The concept of groove (Duman et al, 2021) offers a challenging viewpoint on live coding. On one hand, groove is an unspecifiable and embodied experience, whereas code is clearly an explicit, formal specification and therefore seen as disembodied. How can groove find a place for itself in code-based music?
The concept of tacit knowledge throws light on this situation by offering the idea that we “know more than we can tell”, the classic example being knowing a face of a friend so that we can spot them in a large crowd, despite not being able to describe their face in words to any level of detail (Polanyi, 1966). Groove is tacit, as something we know without being able to articulate. Accordingly in Polanyi’s terms, we say that groove is proximal – close yet inexplicable, whereas code is distal – distant and therefore explainable.
A key property of tacit knowledge is that proximal knowledge can be used to structure distal knowledge. Applied to live coding, this suggests that although code generates music, from a human perspective, it is rather the close experience of music that structures our understanding of code. We can say then that code is meaningless until we run it and experience its output – only then can we read that code from the perspective of the music. To use another metaphor, the code is the map, the music is the territory, and we can’t read the map until we know the territory.
Through this talk, I will explore the practicalities of this tacit relationship between computation and experience, and generalise it from live coding to heritage pattern-based craft practices.
Here’s a nice interview I did with lovely fellow Sheffield-resident Benjamin Tassie, for his Future Classical show on Resonance FM. It was a fun chat and the 64th episode, you should definitely check out all the others – so many good people!

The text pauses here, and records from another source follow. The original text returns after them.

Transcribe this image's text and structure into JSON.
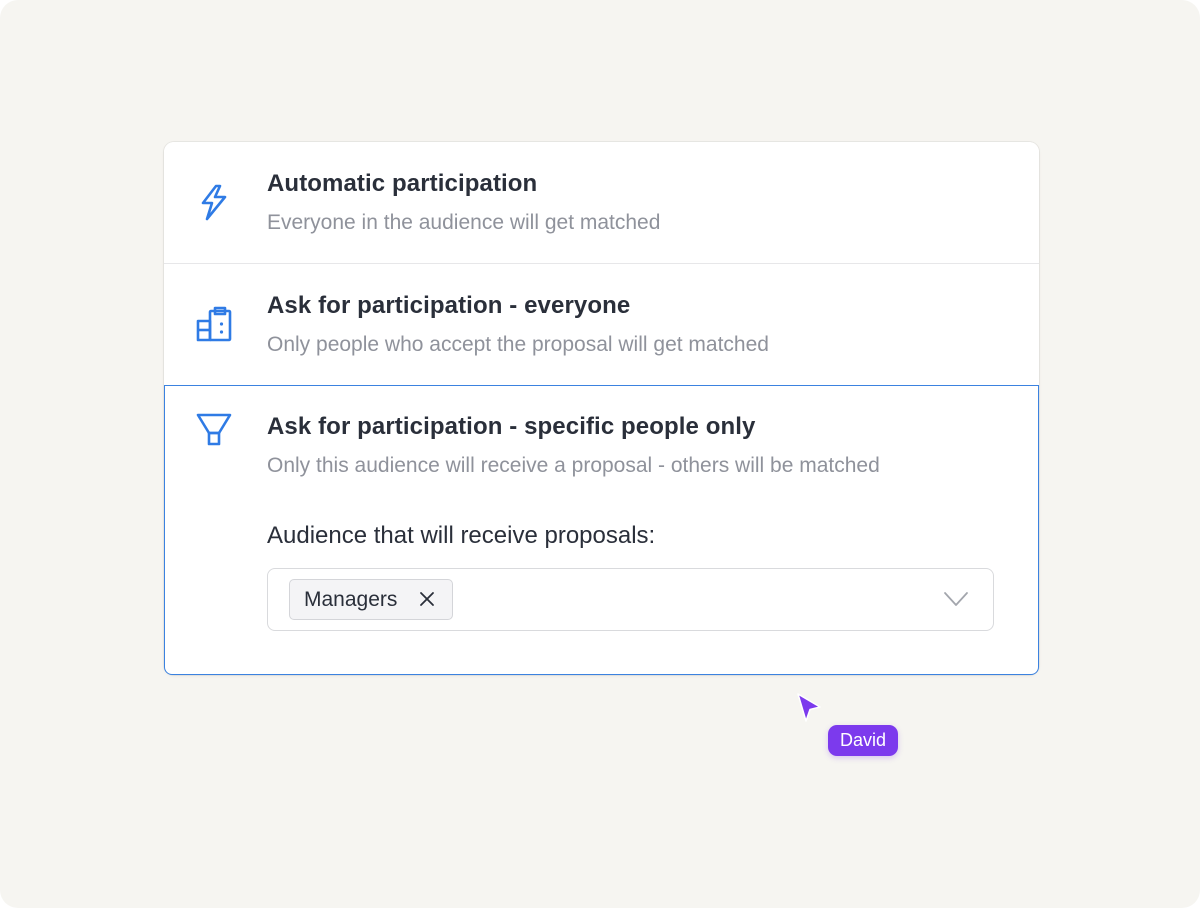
{
  "colors": {
    "accent": "#3b82e0",
    "cursor": "#7c3aed",
    "background": "#f6f5f1"
  },
  "options": [
    {
      "title": "Automatic participation",
      "description": "Everyone in the audience will get matched",
      "icon": "lightning-icon",
      "selected": false
    },
    {
      "title": "Ask for participation - everyone",
      "description": "Only people who accept the proposal will get matched",
      "icon": "clipboard-building-icon",
      "selected": false
    },
    {
      "title": "Ask for participation - specific people only",
      "description": "Only this audience will receive a proposal - others will be matched",
      "icon": "funnel-icon",
      "selected": true
    }
  ],
  "audience": {
    "label": "Audience that will receive proposals:",
    "tags": [
      "Managers"
    ]
  },
  "collaborator": {
    "name": "David"
  }
}
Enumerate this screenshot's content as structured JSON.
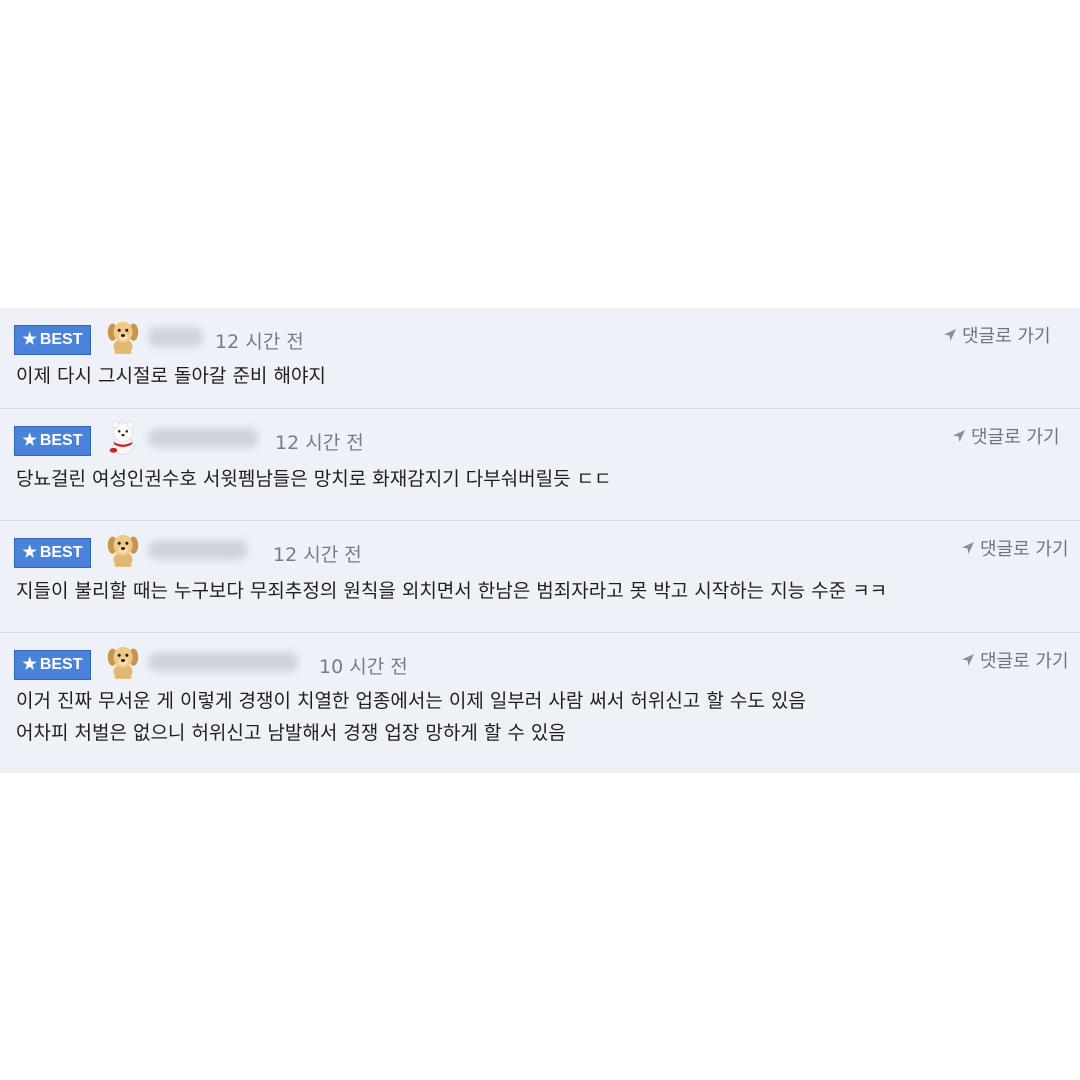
{
  "comments": [
    {
      "badge": "BEST",
      "time": "12 시간 전",
      "goto_label": "댓글로 가기",
      "avatar": "puppy-avatar",
      "lines": [
        "이제 다시 그시절로 돌아갈 준비 해야지"
      ]
    },
    {
      "badge": "BEST",
      "time": "12 시간 전",
      "goto_label": "댓글로 가기",
      "avatar": "bear-avatar",
      "lines": [
        "당뇨걸린 여성인권수호 서윗펨남들은 망치로 화재감지기 다부숴버릴듯 ㄷㄷ"
      ]
    },
    {
      "badge": "BEST",
      "time": "12 시간 전",
      "goto_label": "댓글로 가기",
      "avatar": "puppy-avatar",
      "lines": [
        "지들이 불리할 때는 누구보다 무죄추정의 원칙을 외치면서 한남은 범죄자라고 못 박고 시작하는 지능 수준 ㅋㅋ"
      ]
    },
    {
      "badge": "BEST",
      "time": "10 시간 전",
      "goto_label": "댓글로 가기",
      "avatar": "puppy-avatar",
      "lines": [
        "이거 진짜 무서운 게 이렇게 경쟁이 치열한 업종에서는 이제 일부러 사람 써서 허위신고 할 수도 있음",
        "어차피 처벌은 없으니 허위신고 남발해서 경쟁 업장 망하게 할 수 있음"
      ]
    }
  ],
  "colors": {
    "badge_bg": "#4a82d9",
    "panel_bg": "#eef2f8",
    "divider": "#d5dbe5"
  }
}
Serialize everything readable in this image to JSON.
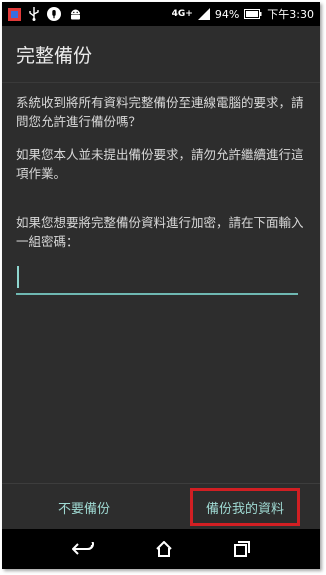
{
  "status_bar": {
    "icons_left": [
      "app-notification-icon",
      "usb-icon",
      "voice-mic-icon",
      "android-icon"
    ],
    "network": "4G+",
    "battery": "94%",
    "time": "下午3:30"
  },
  "dialog": {
    "title": "完整備份",
    "message_1": "系統收到將所有資料完整備份至連線電腦的要求，請問您允許進行備份嗎？",
    "message_2": "如果您本人並未提出備份要求，請勿允許繼續進行這項作業。",
    "prompt": "如果您想要將完整備份資料進行加密，請在下面輸入一組密碼：",
    "password_value": ""
  },
  "buttons": {
    "deny": "不要備份",
    "confirm": "備份我的資料"
  },
  "colors": {
    "background": "#2d2d2d",
    "accent": "#9fd9d2",
    "highlight_border": "#d11f23"
  }
}
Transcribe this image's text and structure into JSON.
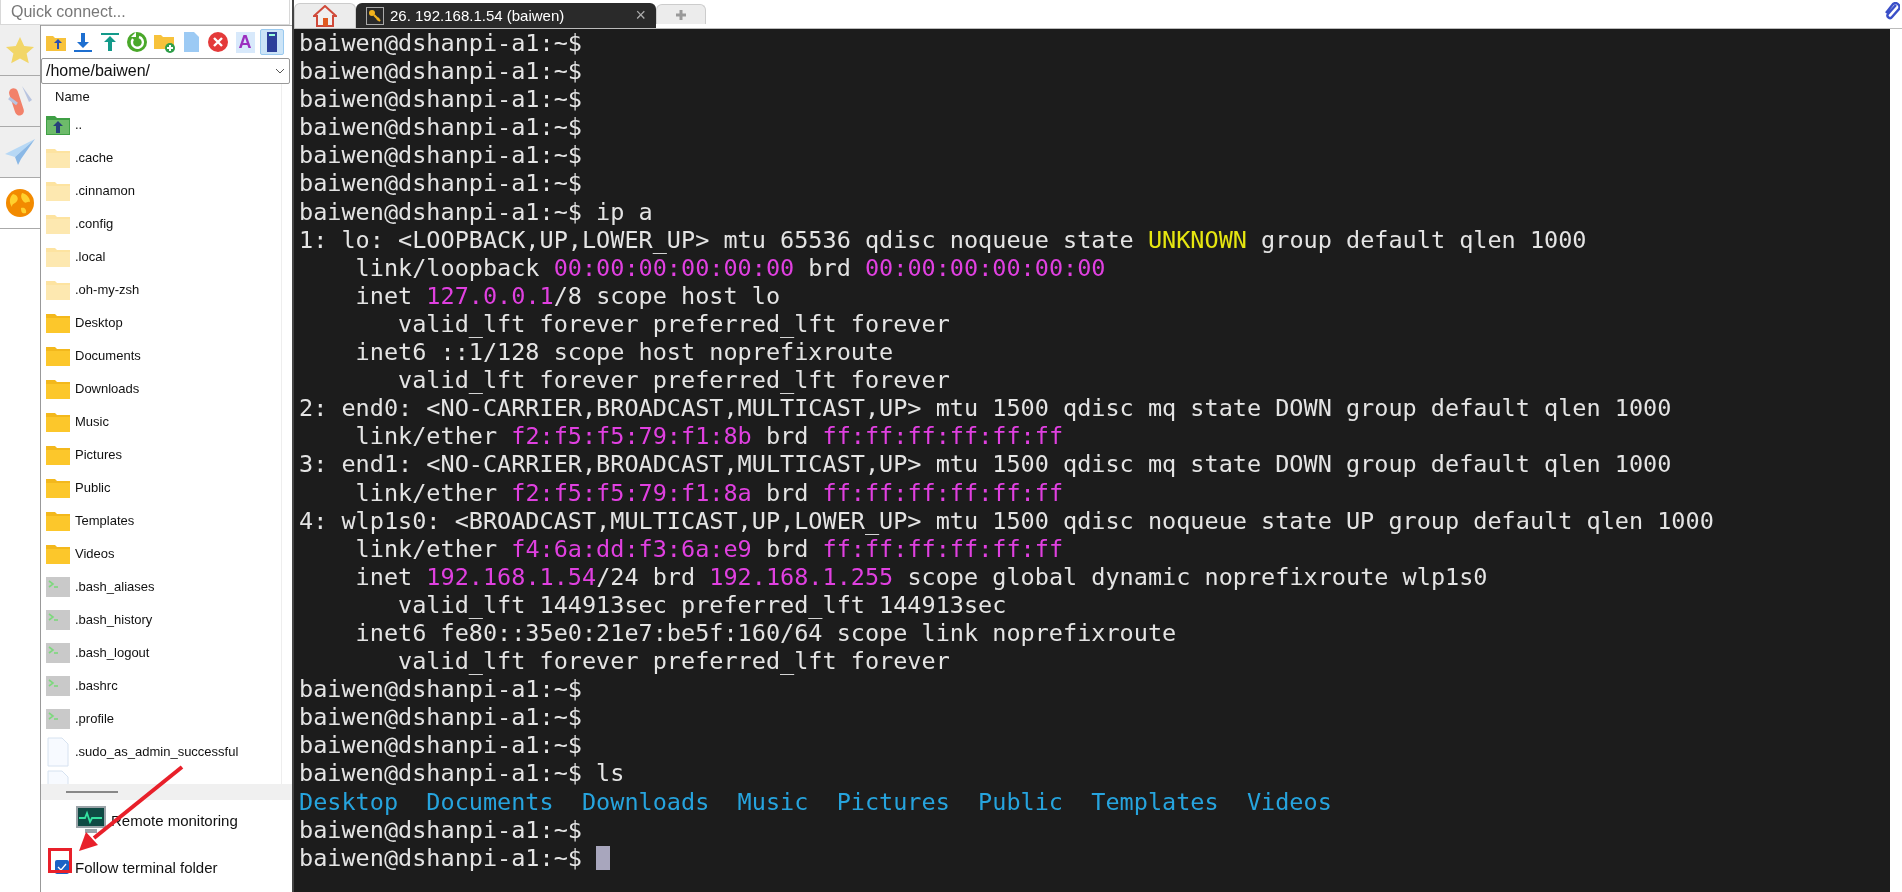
{
  "quick_connect": {
    "placeholder": "Quick connect..."
  },
  "tabs": [
    {
      "kind": "home",
      "selected": false
    },
    {
      "kind": "session",
      "label": "26. 192.168.1.54 (baiwen)",
      "close": "×",
      "selected": true
    },
    {
      "kind": "new",
      "selected": false
    }
  ],
  "file_browser": {
    "toolbar": [
      {
        "kind": "parent",
        "selected": false
      },
      {
        "kind": "download",
        "selected": false
      },
      {
        "kind": "upload",
        "selected": false
      },
      {
        "kind": "refresh",
        "selected": false
      },
      {
        "kind": "new_folder",
        "selected": false
      },
      {
        "kind": "new_file",
        "selected": false
      },
      {
        "kind": "delete",
        "selected": false
      },
      {
        "kind": "text",
        "glyph": "A",
        "selected": false
      },
      {
        "kind": "terminal_panel",
        "selected": true
      }
    ],
    "path": "/home/baiwen/",
    "columns": [
      "Name"
    ],
    "files": [
      {
        "kind": "parent",
        "name": ".."
      },
      {
        "kind": "hidden_folder",
        "name": ".cache"
      },
      {
        "kind": "hidden_folder",
        "name": ".cinnamon"
      },
      {
        "kind": "hidden_folder",
        "name": ".config"
      },
      {
        "kind": "hidden_folder",
        "name": ".local"
      },
      {
        "kind": "hidden_folder",
        "name": ".oh-my-zsh"
      },
      {
        "kind": "folder",
        "name": "Desktop"
      },
      {
        "kind": "folder",
        "name": "Documents"
      },
      {
        "kind": "folder",
        "name": "Downloads"
      },
      {
        "kind": "folder",
        "name": "Music"
      },
      {
        "kind": "folder",
        "name": "Pictures"
      },
      {
        "kind": "folder",
        "name": "Public"
      },
      {
        "kind": "folder",
        "name": "Templates"
      },
      {
        "kind": "folder",
        "name": "Videos"
      },
      {
        "kind": "script",
        "name": ".bash_aliases"
      },
      {
        "kind": "script",
        "name": ".bash_history"
      },
      {
        "kind": "script",
        "name": ".bash_logout"
      },
      {
        "kind": "script",
        "name": ".bashrc"
      },
      {
        "kind": "script",
        "name": ".profile"
      },
      {
        "kind": "file",
        "name": ".sudo_as_admin_successful"
      },
      {
        "kind": "file"
      }
    ]
  },
  "remote_monitoring": {
    "label": "Remote monitoring"
  },
  "follow_terminal_folder": {
    "label": "Follow terminal folder",
    "checked": true
  },
  "terminal": {
    "lines": [
      [
        {
          "text": "baiwen@dshanpi-a1:~$"
        }
      ],
      [
        {
          "text": "baiwen@dshanpi-a1:~$"
        }
      ],
      [
        {
          "text": "baiwen@dshanpi-a1:~$"
        }
      ],
      [
        {
          "text": "baiwen@dshanpi-a1:~$"
        }
      ],
      [
        {
          "text": "baiwen@dshanpi-a1:~$"
        }
      ],
      [
        {
          "text": "baiwen@dshanpi-a1:~$"
        }
      ],
      [
        {
          "text": "baiwen@dshanpi-a1:~$ ip a"
        }
      ],
      [
        {
          "text": "1: lo: <LOOPBACK,UP,LOWER_UP> mtu 65536 qdisc noqueue state "
        },
        {
          "text": "UNKNOWN",
          "color": "#e6e610"
        },
        {
          "text": " group default qlen 1000"
        }
      ],
      [
        {
          "text": "    link/loopback "
        },
        {
          "text": "00:00:00:00:00:00",
          "color": "#e040e0"
        },
        {
          "text": " brd "
        },
        {
          "text": "00:00:00:00:00:00",
          "color": "#e040e0"
        }
      ],
      [
        {
          "text": "    inet "
        },
        {
          "text": "127.0.0.1",
          "color": "#e040e0"
        },
        {
          "text": "/8 scope host lo"
        }
      ],
      [
        {
          "text": "       valid_lft forever preferred_lft forever"
        }
      ],
      [
        {
          "text": "    inet6 ::1/128 scope host noprefixroute"
        }
      ],
      [
        {
          "text": "       valid_lft forever preferred_lft forever"
        }
      ],
      [
        {
          "text": "2: end0: <NO-CARRIER,BROADCAST,MULTICAST,UP> mtu 1500 qdisc mq state DOWN group default qlen 1000"
        }
      ],
      [
        {
          "text": "    link/ether "
        },
        {
          "text": "f2:f5:f5:79:f1:8b",
          "color": "#e040e0"
        },
        {
          "text": " brd "
        },
        {
          "text": "ff:ff:ff:ff:ff:ff",
          "color": "#e040e0"
        }
      ],
      [
        {
          "text": "3: end1: <NO-CARRIER,BROADCAST,MULTICAST,UP> mtu 1500 qdisc mq state DOWN group default qlen 1000"
        }
      ],
      [
        {
          "text": "    link/ether "
        },
        {
          "text": "f2:f5:f5:79:f1:8a",
          "color": "#e040e0"
        },
        {
          "text": " brd "
        },
        {
          "text": "ff:ff:ff:ff:ff:ff",
          "color": "#e040e0"
        }
      ],
      [
        {
          "text": "4: wlp1s0: <BROADCAST,MULTICAST,UP,LOWER_UP> mtu 1500 qdisc noqueue state UP group default qlen 1000"
        }
      ],
      [
        {
          "text": "    link/ether "
        },
        {
          "text": "f4:6a:dd:f3:6a:e9",
          "color": "#e040e0"
        },
        {
          "text": " brd "
        },
        {
          "text": "ff:ff:ff:ff:ff:ff",
          "color": "#e040e0"
        }
      ],
      [
        {
          "text": "    inet "
        },
        {
          "text": "192.168.1.54",
          "color": "#e040e0"
        },
        {
          "text": "/24 brd "
        },
        {
          "text": "192.168.1.255",
          "color": "#e040e0"
        },
        {
          "text": " scope global dynamic noprefixroute wlp1s0"
        }
      ],
      [
        {
          "text": "       valid_lft 144913sec preferred_lft 144913sec"
        }
      ],
      [
        {
          "text": "    inet6 fe80::35e0:21e7:be5f:160/64 scope link noprefixroute"
        }
      ],
      [
        {
          "text": "       valid_lft forever preferred_lft forever"
        }
      ],
      [
        {
          "text": "baiwen@dshanpi-a1:~$"
        }
      ],
      [
        {
          "text": "baiwen@dshanpi-a1:~$"
        }
      ],
      [
        {
          "text": "baiwen@dshanpi-a1:~$"
        }
      ],
      [
        {
          "text": "baiwen@dshanpi-a1:~$ ls"
        }
      ],
      [
        {
          "text": "Desktop  Documents  Downloads  Music  Pictures  Public  Templates  Videos",
          "color": "#26a4de"
        }
      ],
      [
        {
          "text": "baiwen@dshanpi-a1:~$"
        }
      ],
      [
        {
          "text": "baiwen@dshanpi-a1:~$ "
        }
      ]
    ]
  }
}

Kate Sicchio and I had a nice chat about our interest in patterns as part of this year’s International Conference on Live Interfaces, organised by Adriana Sa. I really enjoyed this format, the informal nature of it somehow got a bit deeper as an interdisciplinary exchange than a usual overloaded powerpoint-style conference talk.
I had a great time chatting to Axel, Okkie and Ziphoid for the ZINE podcast, which is all about the demoscene – a really nice movement which has it’s own kind of live coding..